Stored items
====

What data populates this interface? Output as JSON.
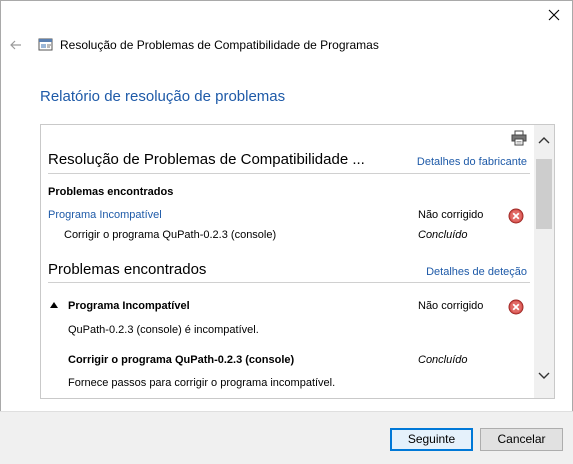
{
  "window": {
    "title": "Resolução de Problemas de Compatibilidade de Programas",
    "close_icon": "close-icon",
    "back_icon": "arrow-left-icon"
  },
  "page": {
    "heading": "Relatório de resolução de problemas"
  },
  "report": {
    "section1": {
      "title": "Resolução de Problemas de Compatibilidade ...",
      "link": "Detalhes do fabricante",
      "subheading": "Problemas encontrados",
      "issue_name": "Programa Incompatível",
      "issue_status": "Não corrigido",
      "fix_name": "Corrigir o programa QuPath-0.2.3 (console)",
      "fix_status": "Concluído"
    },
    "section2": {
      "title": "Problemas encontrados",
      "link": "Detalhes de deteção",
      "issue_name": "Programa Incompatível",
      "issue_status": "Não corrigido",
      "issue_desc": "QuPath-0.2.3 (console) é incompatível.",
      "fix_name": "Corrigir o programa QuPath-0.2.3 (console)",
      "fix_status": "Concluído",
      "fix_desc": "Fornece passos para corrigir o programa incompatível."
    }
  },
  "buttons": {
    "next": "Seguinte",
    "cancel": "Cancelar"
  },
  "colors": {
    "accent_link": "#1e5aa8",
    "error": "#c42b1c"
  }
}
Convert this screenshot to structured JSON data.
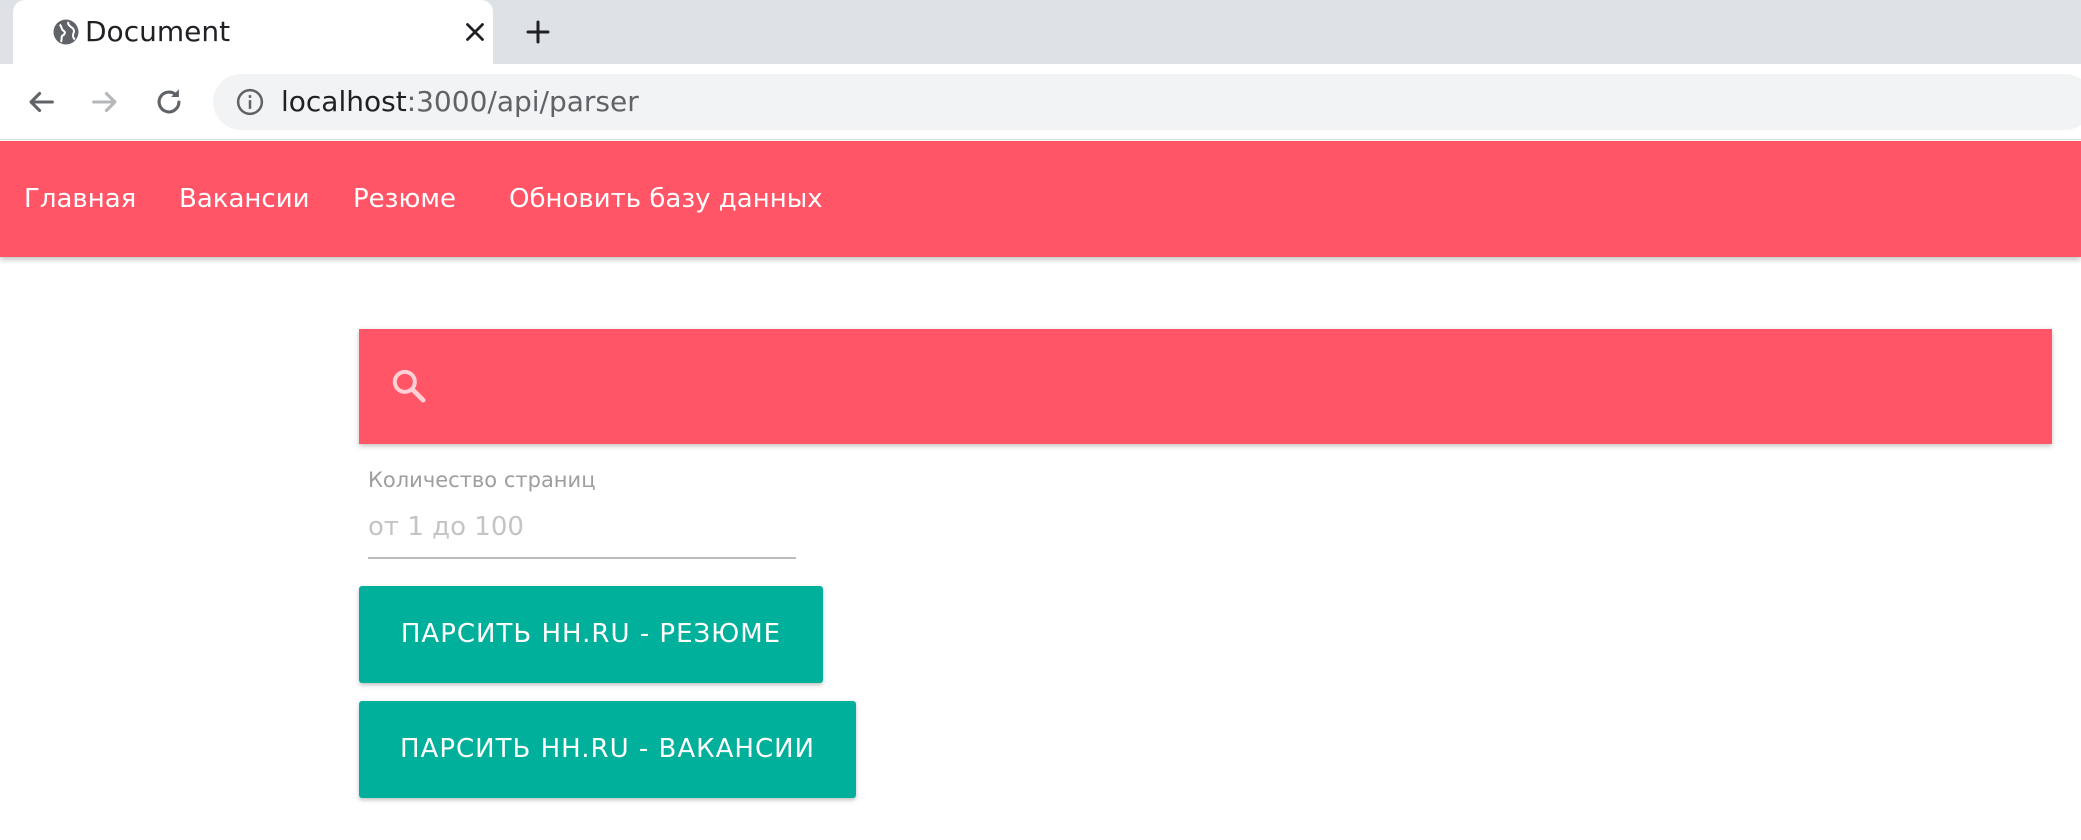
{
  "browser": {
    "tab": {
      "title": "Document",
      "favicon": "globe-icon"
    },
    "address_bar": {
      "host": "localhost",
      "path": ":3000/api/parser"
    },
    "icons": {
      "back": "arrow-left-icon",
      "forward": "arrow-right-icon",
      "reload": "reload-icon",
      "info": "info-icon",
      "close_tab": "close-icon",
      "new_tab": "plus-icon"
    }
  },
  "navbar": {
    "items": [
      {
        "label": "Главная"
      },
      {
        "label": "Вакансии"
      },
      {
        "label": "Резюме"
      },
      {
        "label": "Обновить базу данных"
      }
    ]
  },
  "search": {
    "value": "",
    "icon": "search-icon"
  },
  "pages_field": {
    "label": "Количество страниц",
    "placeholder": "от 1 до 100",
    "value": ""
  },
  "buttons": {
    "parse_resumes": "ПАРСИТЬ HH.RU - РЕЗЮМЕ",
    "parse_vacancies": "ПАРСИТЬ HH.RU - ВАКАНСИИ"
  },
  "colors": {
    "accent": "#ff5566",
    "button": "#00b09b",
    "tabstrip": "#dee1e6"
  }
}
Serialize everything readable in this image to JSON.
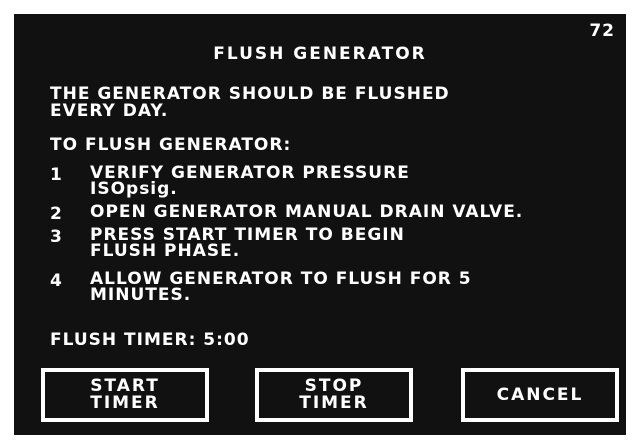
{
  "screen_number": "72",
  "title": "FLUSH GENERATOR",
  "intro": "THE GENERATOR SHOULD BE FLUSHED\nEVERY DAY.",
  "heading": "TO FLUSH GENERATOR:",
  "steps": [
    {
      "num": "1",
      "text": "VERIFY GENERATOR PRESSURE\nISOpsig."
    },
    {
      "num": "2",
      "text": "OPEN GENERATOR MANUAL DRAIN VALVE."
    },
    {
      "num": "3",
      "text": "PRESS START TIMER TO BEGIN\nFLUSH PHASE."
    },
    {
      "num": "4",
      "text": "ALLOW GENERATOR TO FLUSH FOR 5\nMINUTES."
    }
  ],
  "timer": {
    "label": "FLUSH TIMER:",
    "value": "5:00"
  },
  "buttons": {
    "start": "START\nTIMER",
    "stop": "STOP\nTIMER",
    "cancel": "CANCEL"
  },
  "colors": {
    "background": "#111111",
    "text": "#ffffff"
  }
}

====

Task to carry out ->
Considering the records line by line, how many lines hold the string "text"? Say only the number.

Task result ->
5